OspA and OspB (31-and 34-kDa) bands were not taken out of the Western blot due to greed over a failed Lyme vaccine. quite the opposite in fact. Willy and others understood that by including them, fewer patients would be treated. OspA and OspB (31-and 34-kDa) bands indicate (as near as anyone can tell) advanced disease damage including them in the “Western Blot” which is a diagnostic INDICATOR (not a pass fail test) would in the way things work preclude treatment for many who had negative OspA and OspB (31-and 34-kDa) bands.
It doesn’t mean the bands shouldn’t be done and the data isn’t important, it just means that they should NOT be a part of a screening/diagnostic protocol looking for active (and highly treatable) disease.
Here’s the problem as I see it. You are correct the disease is political. It hasn’t become that way because of the CDC, but rather by patients who are demanding treatment/cure. The whole process then falls into the hands of borderline charlatans who meet that demand with unproven/often dangerous treatments who take advantage of these folks. The basis of all of this is "we know what we are doing and the medical/pharmacology industries don’t and don’t want to. There is a long list of these diseases/conditions.

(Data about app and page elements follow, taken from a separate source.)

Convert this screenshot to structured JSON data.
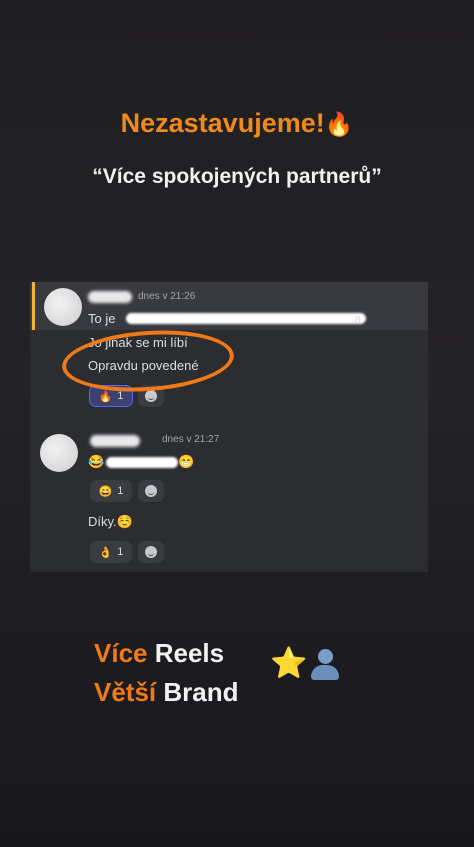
{
  "headline": {
    "text": "Nezastavujeme!",
    "emoji": "🔥"
  },
  "subtitle": "“Více spokojených partnerů”",
  "chat": {
    "msg1": {
      "username": "Marius",
      "timestamp": "dnes v 21:26",
      "reply_preview_start": "To je",
      "reply_preview_end": "a",
      "lines": [
        "Jo jinak se mi líbí",
        "Opravdu povedené"
      ],
      "reactions": [
        {
          "emoji": "🔥",
          "count": "1"
        }
      ]
    },
    "msg2": {
      "username": "JAKUB",
      "timestamp": "dnes v 21:27",
      "line1_emoji_left": "😂",
      "line1_emoji_right": "😁",
      "reaction1": {
        "emoji": "😄",
        "count": "1"
      },
      "line2": "Díky.",
      "line2_emoji": "☺️",
      "reaction2": {
        "emoji": "👌",
        "count": "1"
      }
    }
  },
  "promo": {
    "line1_highlight": "Více",
    "line1_rest": "Reels",
    "line2_highlight": "Větší",
    "line2_rest": "Brand",
    "emoji_star": "⭐"
  },
  "colors": {
    "accent": "#f07a1a",
    "discord_bg": "#2b2d31",
    "reaction_active": "#5865f2"
  }
}
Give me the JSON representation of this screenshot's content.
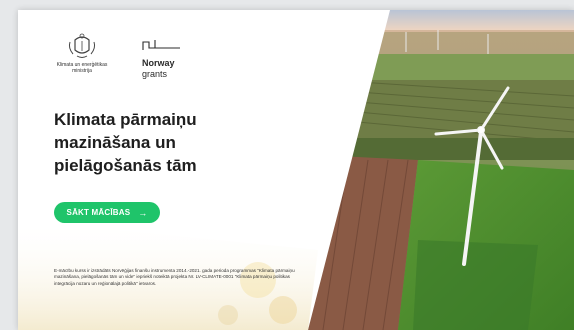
{
  "ministry": {
    "name": "Klimata un enerģētikas ministrija"
  },
  "norway": {
    "line1": "Norway",
    "line2": "grants"
  },
  "hero": {
    "title_line1": "Klimata pārmaiņu",
    "title_line2": "mazināšana un",
    "title_line3": "pielāgošanās tām"
  },
  "start_button": {
    "label": "SĀKT MĀCĪBAS",
    "arrow": "→"
  },
  "footnote": {
    "text": "E-mācību kurss ir izstrādāts Norvēģijas finanšu instrumenta 2014.-2021. gada perioda programmas \"Klimata pārmaiņu mazināšana, pielāgošanās tām un vide\" iepriekš noteiktā projekta Nr. LV-CLIMATE-0001 \"Klimata pārmaiņu politikas integrācija nozaru un reģionālajā politikā\" ietvaros."
  },
  "colors": {
    "accent": "#1fc46a",
    "text": "#1e1e1e"
  }
}
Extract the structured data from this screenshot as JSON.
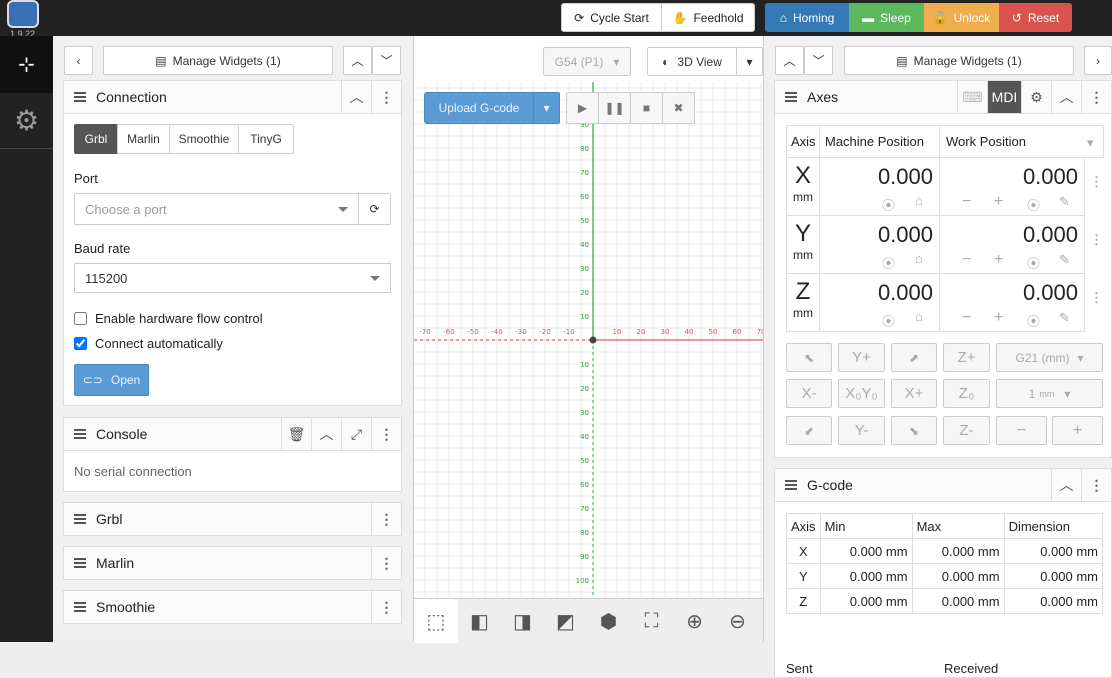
{
  "app": {
    "version": "1.9.22"
  },
  "toolbar": {
    "cycle_start": "Cycle Start",
    "feedhold": "Feedhold",
    "homing": "Homing",
    "sleep": "Sleep",
    "unlock": "Unlock",
    "reset": "Reset"
  },
  "colors": {
    "homing": "#337ab7",
    "sleep": "#5cb85c",
    "unlock": "#f0ad4e",
    "reset": "#d9534f",
    "open": "#5b9bd5"
  },
  "left": {
    "manage": "Manage Widgets (1)",
    "connection": {
      "title": "Connection",
      "tabs": [
        "Grbl",
        "Marlin",
        "Smoothie",
        "TinyG"
      ],
      "port_label": "Port",
      "port_placeholder": "Choose a port",
      "baud_label": "Baud rate",
      "baud_value": "115200",
      "flow": "Enable hardware flow control",
      "auto": "Connect automatically",
      "open": "Open"
    },
    "console": {
      "title": "Console",
      "msg": "No serial connection"
    },
    "widgets": [
      "Grbl",
      "Marlin",
      "Smoothie"
    ]
  },
  "center": {
    "wcs": "G54 (P1)",
    "view": "3D View",
    "upload": "Upload G-code",
    "xticks": [
      "-70",
      "-60",
      "-50",
      "-40",
      "-30",
      "-20",
      "-10",
      "10",
      "20",
      "30",
      "40",
      "50",
      "60",
      "70"
    ],
    "yticks_pos": [
      "90",
      "80",
      "70",
      "60",
      "50",
      "40",
      "30",
      "20",
      "10"
    ],
    "yticks_neg": [
      "10",
      "20",
      "30",
      "40",
      "50",
      "60",
      "70",
      "80",
      "90",
      "100"
    ]
  },
  "right": {
    "manage": "Manage Widgets (1)",
    "axes": {
      "title": "Axes",
      "mdi": "MDI",
      "col_axis": "Axis",
      "col_machine": "Machine Position",
      "col_work": "Work Position",
      "rows": [
        {
          "axis": "X",
          "unit": "mm",
          "machine": "0.000",
          "work": "0.000"
        },
        {
          "axis": "Y",
          "unit": "mm",
          "machine": "0.000",
          "work": "0.000"
        },
        {
          "axis": "Z",
          "unit": "mm",
          "machine": "0.000",
          "work": "0.000"
        }
      ],
      "jog": {
        "yplus": "Y+",
        "zplus": "Z+",
        "units": "G21 (mm)",
        "xminus": "X-",
        "x0y0": "X₀Y₀",
        "xplus": "X+",
        "z0": "Z₀",
        "step": "1",
        "step_unit": "mm",
        "yminus": "Y-",
        "zminus": "Z-"
      }
    },
    "gcode": {
      "title": "G-code",
      "cols": [
        "Axis",
        "Min",
        "Max",
        "Dimension"
      ],
      "rows": [
        [
          "X",
          "0.000 mm",
          "0.000 mm",
          "0.000 mm"
        ],
        [
          "Y",
          "0.000 mm",
          "0.000 mm",
          "0.000 mm"
        ],
        [
          "Z",
          "0.000 mm",
          "0.000 mm",
          "0.000 mm"
        ]
      ],
      "sent": "Sent",
      "received": "Received"
    }
  }
}
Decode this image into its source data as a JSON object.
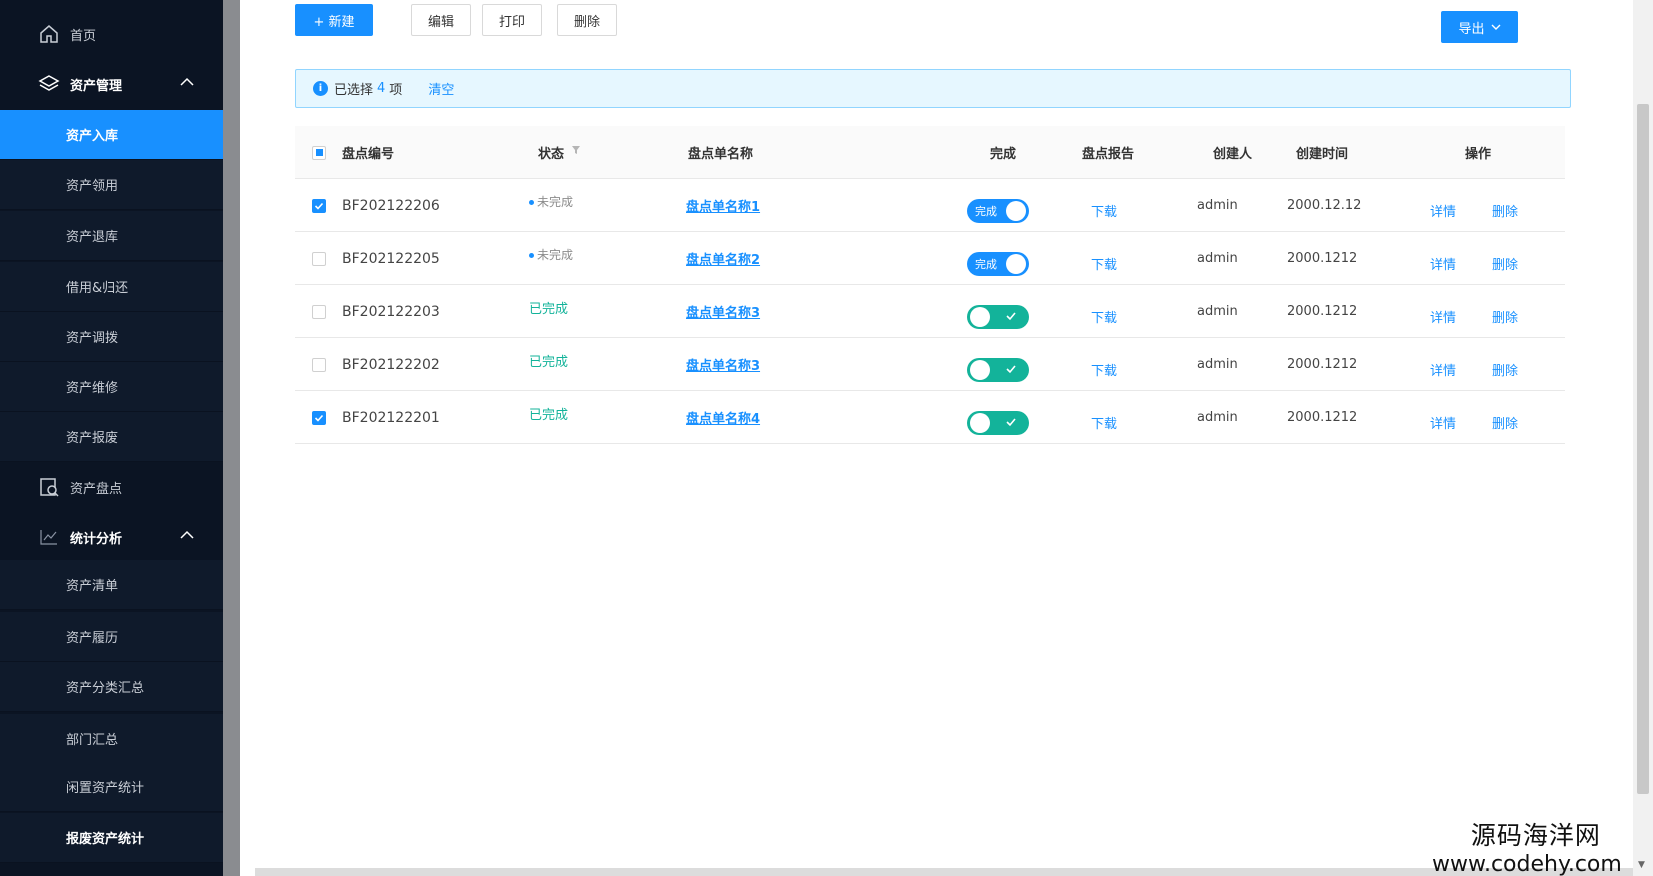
{
  "sidebar": {
    "home": "首页",
    "asset_mgmt": "资产管理",
    "asset_items": [
      "资产入库",
      "资产领用",
      "资产退库",
      "借用&归还",
      "资产调拨",
      "资产维修",
      "资产报废"
    ],
    "inventory": "资产盘点",
    "stats": "统计分析",
    "stats_items": [
      "资产清单",
      "资产履历",
      "资产分类汇总",
      "部门汇总",
      "闲置资产统计",
      "报废资产统计"
    ]
  },
  "toolbar": {
    "new_label": "+ 新建",
    "edit_label": "编辑",
    "print_label": "打印",
    "delete_label": "删除",
    "export_label": "导出"
  },
  "alert": {
    "selected_prefix": "已选择",
    "selected_count": "4",
    "selected_suffix": "项",
    "clear_label": "清空"
  },
  "table": {
    "headers": {
      "code": "盘点编号",
      "status": "状态",
      "name": "盘点单名称",
      "done": "完成",
      "report": "盘点报告",
      "creator": "创建人",
      "created": "创建时间",
      "ops": "操作"
    },
    "rows": [
      {
        "checked": true,
        "code": "BF202122206",
        "status": "未完成",
        "name": "盘点单名称1",
        "toggle": "完成",
        "report": "下载",
        "creator": "admin",
        "created": "2000.12.12",
        "detail": "详情",
        "del": "删除"
      },
      {
        "checked": false,
        "code": "BF202122205",
        "status": "未完成",
        "name": "盘点单名称2",
        "toggle": "完成",
        "report": "下载",
        "creator": "admin",
        "created": "2000.1212",
        "detail": "详情",
        "del": "删除"
      },
      {
        "checked": false,
        "code": "BF202122203",
        "status": "已完成",
        "name": "盘点单名称3",
        "toggle": "",
        "report": "下载",
        "creator": "admin",
        "created": "2000.1212",
        "detail": "详情",
        "del": "删除"
      },
      {
        "checked": false,
        "code": "BF202122202",
        "status": "已完成",
        "name": "盘点单名称3",
        "toggle": "",
        "report": "下载",
        "creator": "admin",
        "created": "2000.1212",
        "detail": "详情",
        "del": "删除"
      },
      {
        "checked": true,
        "code": "BF202122201",
        "status": "已完成",
        "name": "盘点单名称4",
        "toggle": "",
        "report": "下载",
        "creator": "admin",
        "created": "2000.1212",
        "detail": "详情",
        "del": "删除"
      }
    ]
  },
  "watermark": {
    "line1": "源码海洋网",
    "line2": "www.codehy.com"
  },
  "colors": {
    "primary": "#1890ff",
    "success": "#13b39a",
    "sidebar_bg": "#0b1423"
  },
  "icons": [
    "home-icon",
    "layers-icon",
    "chevron-up-icon",
    "inventory-icon",
    "chart-icon",
    "chevron-down-icon",
    "info-icon",
    "filter-icon",
    "check-icon"
  ]
}
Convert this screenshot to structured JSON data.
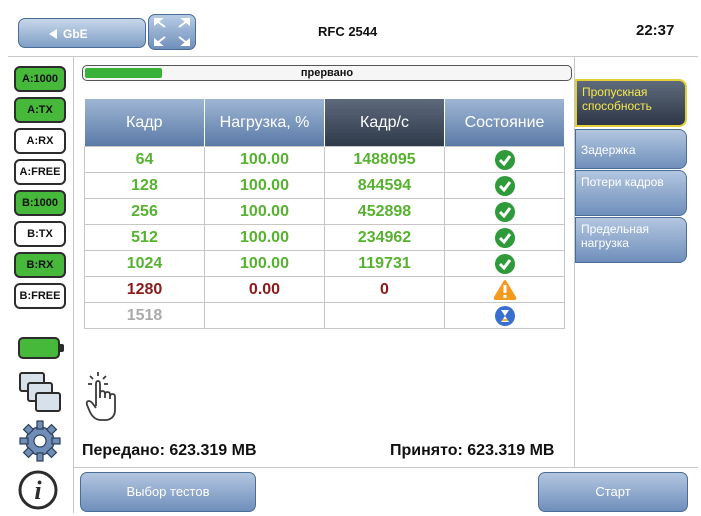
{
  "header": {
    "port_button": "GbE",
    "title": "RFC 2544",
    "clock": "22:37"
  },
  "ports": [
    {
      "label": "A:1000",
      "active": true
    },
    {
      "label": "A:TX",
      "active": true
    },
    {
      "label": "A:RX",
      "active": false
    },
    {
      "label": "A:FREE",
      "active": false
    },
    {
      "label": "B:1000",
      "active": true
    },
    {
      "label": "B:TX",
      "active": false
    },
    {
      "label": "B:RX",
      "active": true
    },
    {
      "label": "B:FREE",
      "active": false
    }
  ],
  "progress": {
    "status": "прервано",
    "fraction": 0.16
  },
  "table": {
    "columns": [
      "Кадр",
      "Нагрузка, %",
      "Кадр/с",
      "Состояние"
    ],
    "selected_column": 2,
    "rows": [
      {
        "frame": "64",
        "load": "100.00",
        "fps": "1488095",
        "state": "ok"
      },
      {
        "frame": "128",
        "load": "100.00",
        "fps": "844594",
        "state": "ok"
      },
      {
        "frame": "256",
        "load": "100.00",
        "fps": "452898",
        "state": "ok"
      },
      {
        "frame": "512",
        "load": "100.00",
        "fps": "234962",
        "state": "ok"
      },
      {
        "frame": "1024",
        "load": "100.00",
        "fps": "119731",
        "state": "ok"
      },
      {
        "frame": "1280",
        "load": "0.00",
        "fps": "0",
        "state": "warning"
      },
      {
        "frame": "1518",
        "load": "",
        "fps": "",
        "state": "pending"
      }
    ]
  },
  "totals": {
    "sent": "Передано: 623.319 MB",
    "received": "Принято: 623.319 MB"
  },
  "tabs": [
    {
      "label": "Пропускная способность",
      "active": true
    },
    {
      "label": "Задержка",
      "active": false
    },
    {
      "label": "Потери кадров",
      "active": false
    },
    {
      "label": "Предельная нагрузка",
      "active": false
    }
  ],
  "footer": {
    "select_tests": "Выбор тестов",
    "start": "Старт"
  },
  "colors": {
    "accent": "#6f8fbb",
    "ok": "#2e9a3a",
    "warning": "#f59a1c",
    "pending": "#3a6fd0",
    "port_active": "#46b83a"
  },
  "icons": [
    "back-arrow-icon",
    "maximize-icon",
    "battery-icon",
    "screens-icon",
    "gear-icon",
    "info-icon",
    "touch-hand-icon",
    "check-icon",
    "warning-icon",
    "hourglass-icon"
  ]
}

On a personal Note Lymrix is perfect example of disease politics gone arwy. It was designed as a three-dose medicine, studies showed the vaccine was 49 to 68 percent effective at preventing Lyme disease with two injections. After the third and final injection, that number jumped to 76 to 92 percent effective. The studies were done by multiple independent sources who had no financial stake in the thing.
In 1999, a class action lawsuit was filed against the drug company by 121 people who had received the vaccine and had developed arthritis. They claimed the vaccine caused harmful side effects and that the pharmaceutical company was hiding the evidence.
Around the same time, an infamous study in the journal Lancet connected another type of vaccine with autism. Today, that Lancet autism study has been retracted and proven false, but it helped fuel an anti-vaccine movement that still persists
In April of 2002, the company announced that sales for LYMErix had fallen from 1.5 million doses in 1999 to about 10,000 expected for that year. That was despite the fact that cases of Lyme diseases were on the rise. The company stopped producing and selling the vaccine that year.
After the company pulled the vaccine, the U.S. Food and Drug Administration (FDA) conducted several additional tests to verify or refute the lawsuit’s claims. They were unable to replicate the adverse events and side effects that opponents of the vaccine reported in the lawsuit and elsewhere.
The company settled the class action suit based on economic concerns for a product showing poor performance in the market. The final agreement included $1 million in legal fees but provided no financial compensation to the supposed vaccine victims.
Despite it still being approved and licensed in the United States and despite studies to refute the claims of side effects, Glaxo SmithKline has never reintroduced LYMErix.
It had nothing to do with The Dearborne conference, definitions, or the like. and everything to do with activism.